Instructions for the task: For each line below that includes the word "participants", make a copy.

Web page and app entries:
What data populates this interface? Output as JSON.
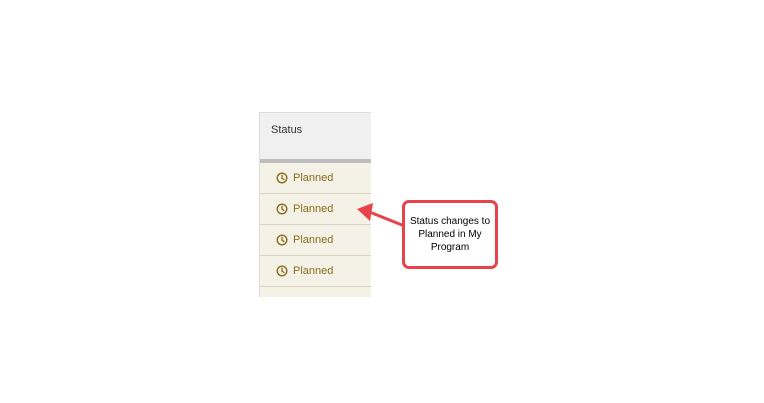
{
  "table": {
    "header": "Status",
    "rows": [
      {
        "label": "Planned",
        "icon": "clock-icon"
      },
      {
        "label": "Planned",
        "icon": "clock-icon"
      },
      {
        "label": "Planned",
        "icon": "clock-icon"
      },
      {
        "label": "Planned",
        "icon": "clock-icon"
      }
    ],
    "status_color": "#8a6e1f"
  },
  "callout": {
    "text": "Status changes to Planned in My Program",
    "border_color": "#e8434a"
  }
}
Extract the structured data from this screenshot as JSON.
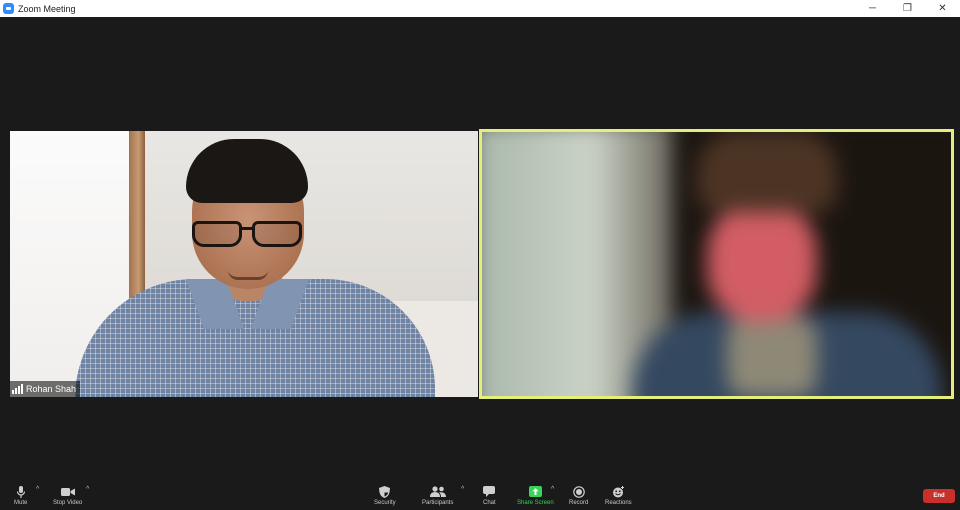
{
  "window": {
    "title": "Zoom Meeting",
    "controls": {
      "minimize": "─",
      "restore": "❐",
      "close": "✕"
    }
  },
  "participants": [
    {
      "name": "Rohan Shah",
      "active_speaker": false
    },
    {
      "name": "",
      "active_speaker": true,
      "blurred": true
    }
  ],
  "colors": {
    "active_speaker_border": "#e4ee7a",
    "share_screen": "#37d45a",
    "end": "#c9302c"
  },
  "toolbar": {
    "mute": "Mute",
    "stop_video": "Stop Video",
    "security": "Security",
    "participants": "Participants",
    "chat": "Chat",
    "share_screen": "Share Screen",
    "record": "Record",
    "reactions": "Reactions",
    "end": "End",
    "caret": "^"
  }
}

Exercise solution:
  "participants": [
    "participants": "Participants",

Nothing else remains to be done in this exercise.